TASK DETAILS ▸ Pick every line from the data that holds the word "Guest".

AVAILABLE RECORDS ▸

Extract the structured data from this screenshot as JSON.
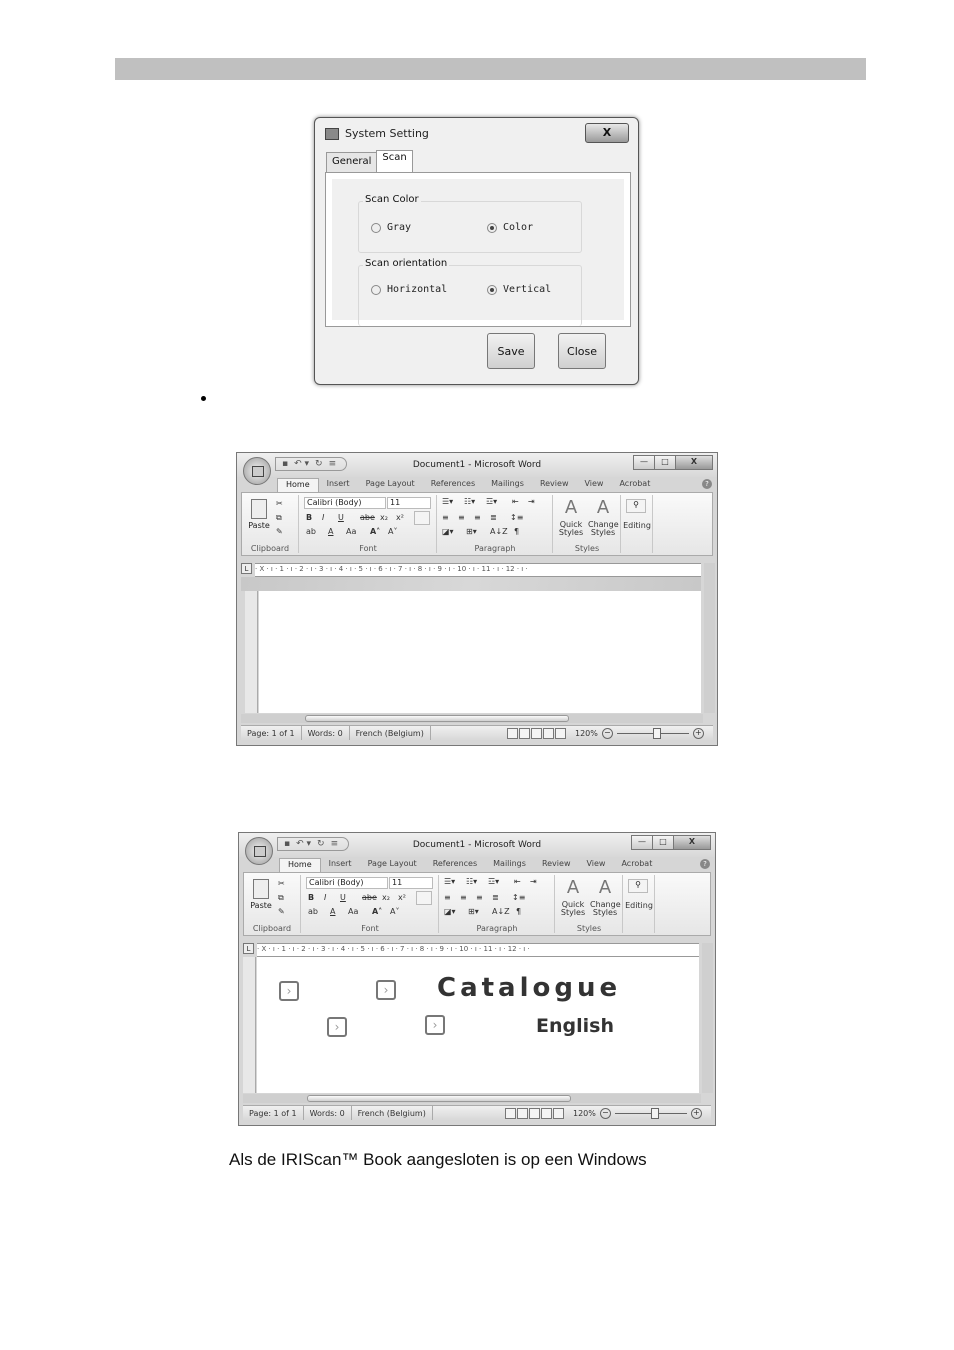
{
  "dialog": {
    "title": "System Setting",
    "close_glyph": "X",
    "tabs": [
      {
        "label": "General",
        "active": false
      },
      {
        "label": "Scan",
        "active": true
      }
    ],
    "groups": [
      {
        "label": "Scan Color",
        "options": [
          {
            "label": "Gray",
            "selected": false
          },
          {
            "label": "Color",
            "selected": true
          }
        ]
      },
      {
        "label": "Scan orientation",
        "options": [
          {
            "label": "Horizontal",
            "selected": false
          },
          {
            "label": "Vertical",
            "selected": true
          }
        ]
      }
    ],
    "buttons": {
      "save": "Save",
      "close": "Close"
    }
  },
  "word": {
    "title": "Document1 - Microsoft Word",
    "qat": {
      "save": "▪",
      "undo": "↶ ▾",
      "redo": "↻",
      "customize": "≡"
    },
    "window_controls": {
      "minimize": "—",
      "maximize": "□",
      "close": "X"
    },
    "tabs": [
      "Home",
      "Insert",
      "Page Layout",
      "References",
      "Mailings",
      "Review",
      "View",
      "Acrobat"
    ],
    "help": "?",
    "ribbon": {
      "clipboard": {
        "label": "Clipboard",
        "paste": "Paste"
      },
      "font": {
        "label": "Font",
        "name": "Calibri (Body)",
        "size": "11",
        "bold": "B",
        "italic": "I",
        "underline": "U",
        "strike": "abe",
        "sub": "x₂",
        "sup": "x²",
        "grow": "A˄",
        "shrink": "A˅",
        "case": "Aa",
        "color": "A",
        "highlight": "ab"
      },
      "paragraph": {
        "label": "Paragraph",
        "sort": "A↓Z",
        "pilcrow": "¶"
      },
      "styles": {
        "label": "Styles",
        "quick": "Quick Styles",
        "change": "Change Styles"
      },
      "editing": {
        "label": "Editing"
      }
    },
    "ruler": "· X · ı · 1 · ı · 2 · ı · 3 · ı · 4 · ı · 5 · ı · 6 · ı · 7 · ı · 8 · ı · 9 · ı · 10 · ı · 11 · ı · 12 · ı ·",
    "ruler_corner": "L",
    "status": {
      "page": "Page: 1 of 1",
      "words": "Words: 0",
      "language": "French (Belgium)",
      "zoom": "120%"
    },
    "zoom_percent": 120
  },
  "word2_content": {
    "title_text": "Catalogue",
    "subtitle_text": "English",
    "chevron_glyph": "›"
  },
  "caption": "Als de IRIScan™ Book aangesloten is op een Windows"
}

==

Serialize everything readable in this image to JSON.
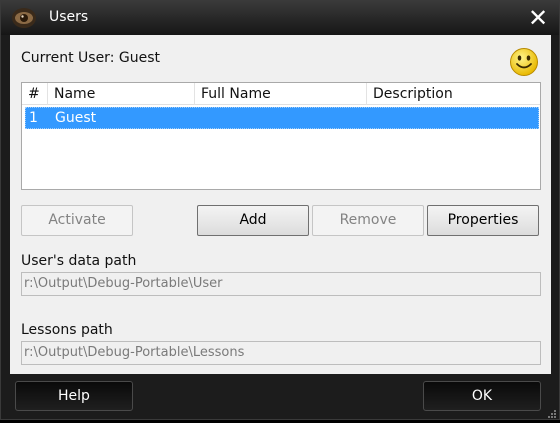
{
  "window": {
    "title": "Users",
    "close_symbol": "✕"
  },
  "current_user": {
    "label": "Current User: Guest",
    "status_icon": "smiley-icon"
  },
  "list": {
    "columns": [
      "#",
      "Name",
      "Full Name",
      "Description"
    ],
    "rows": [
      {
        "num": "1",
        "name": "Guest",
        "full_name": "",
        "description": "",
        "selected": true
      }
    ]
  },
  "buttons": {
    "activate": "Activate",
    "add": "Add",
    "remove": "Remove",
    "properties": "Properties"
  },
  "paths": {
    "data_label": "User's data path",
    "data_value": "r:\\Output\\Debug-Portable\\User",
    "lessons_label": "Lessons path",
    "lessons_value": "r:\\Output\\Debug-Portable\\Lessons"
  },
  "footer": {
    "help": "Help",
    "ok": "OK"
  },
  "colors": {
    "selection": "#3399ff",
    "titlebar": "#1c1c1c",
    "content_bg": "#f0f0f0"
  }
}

COMPLETED TASK ▸
    "label": "Current User: Guest",
        "name": "Guest",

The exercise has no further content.